If you are seeking reimbursement from us having paid an invoice in full or we are making settlement following the total loss of your boat then we will make the payment to you for the agreed amount after deduction of your excess.

What happens after I submit my claim?

Once we have received your claim form we will confirm the claim is covered and how to proceed.

Sometimes more information may be required, or it may be necessary to communicate with the repairer or surveyor before authority can be given to proceed with the repairs. 

Whatever the circumstances we will keep you informed and do everything possible to get the claim dealt with in the shortest possible time.

If there is another party involved what details do I need to get?

Whenever an incident occurs and another boat is involved, take a note of the details of the other persons or boats involved. Also don't forget to obtain the details of any potential witnesses.

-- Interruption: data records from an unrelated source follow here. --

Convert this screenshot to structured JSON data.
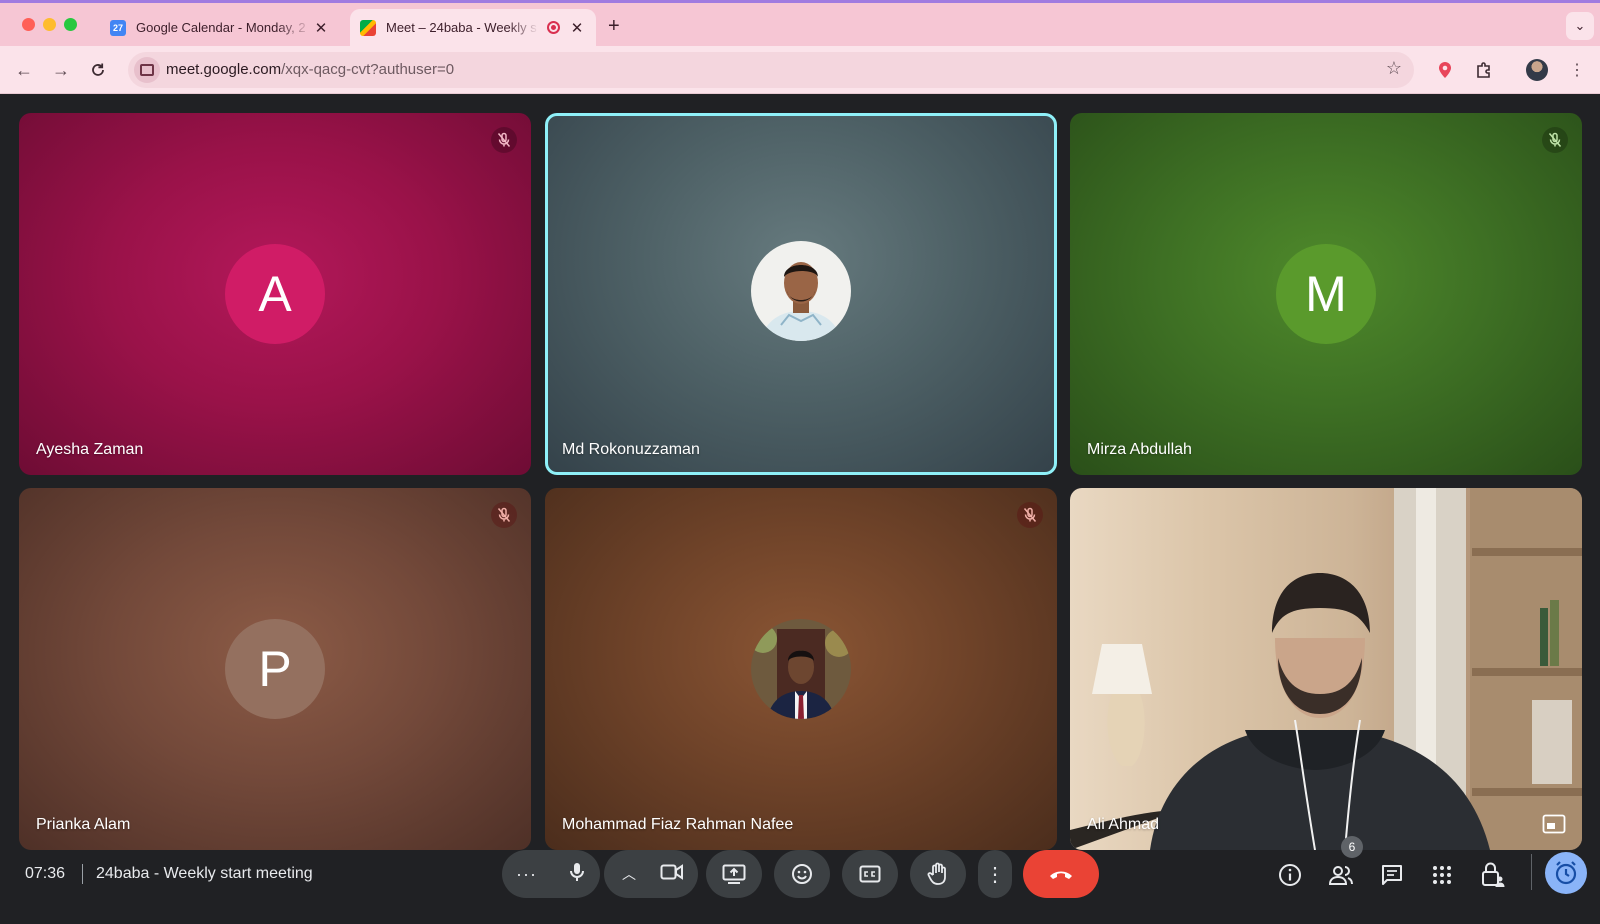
{
  "browser": {
    "tabs": [
      {
        "title": "Google Calendar - Monday, 2",
        "favicon": "calendar-icon",
        "favicon_text": "27"
      },
      {
        "title": "Meet – 24baba - Weekly s",
        "favicon": "meet-icon",
        "recording": true
      }
    ],
    "url_host": "meet.google.com",
    "url_path": "/xqx-qacg-cvt?authuser=0",
    "tabbar_color": "#f6c6d4",
    "toolbar_color": "#fbe3ea"
  },
  "meet": {
    "participants": [
      {
        "name": "Ayesha Zaman",
        "initial": "A",
        "avatar_color": "#d01c66",
        "muted": true
      },
      {
        "name": "Md Rokonuzzaman",
        "avatar": "photo",
        "speaking": true,
        "muted": false
      },
      {
        "name": "Mirza Abdullah",
        "initial": "M",
        "avatar_color": "#5a9a2c",
        "muted": true
      },
      {
        "name": "Prianka Alam",
        "initial": "P",
        "avatar_color": "#94705f",
        "muted": true
      },
      {
        "name": "Mohammad Fiaz Rahman Nafee",
        "avatar": "photo",
        "muted": true
      },
      {
        "name": "Ali Ahmad",
        "avatar": "video",
        "muted": false
      }
    ],
    "bottom_bar": {
      "time": "07:36",
      "meeting_title": "24baba - Weekly start meeting",
      "participant_count": "6",
      "hangup_color": "#ea4335",
      "active_accent": "#8ab4f8"
    }
  }
}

This is not always easy whilst afloat, but note the name of the boat or the sail number and make contact once you are ashore. The information you might require would be:

  • The name and address of the person who was in charge of the other vessel.
  • Are they the owner of the boat? If not, the name and address of the boat's owners will be required.
  • Their insurance company and policy number if known.
  • Their boat name and / or sail number.

It is always useful to get photos of the damage to both boats where it's possible to do so as this helps us to establish who was responsible and also ensures that we only pay for damage caused by the incident.

How do I get my boat repaired?

You will also be required to arrange estimates for the repair or replacement items.

Usually only one estimate will be required. However if the costs involved are large, further estimates may be required or a Surveyor may be appointed to inspect the boat or oversee the repairs.

To assist you in finding a local repairer, our web site also has a directory of suppliers and repairers which is fully searchable by postcode or region.

Do I need to complete a claim form?

Yes, you will need to complete a form.

Noble Marine encourages all clients to use the online claim form. This will significantly improve the speed of communicating with you, enabling authorisation of the repairs or replacement items to occur far more quickly.

Still can’t find the answer? Contact us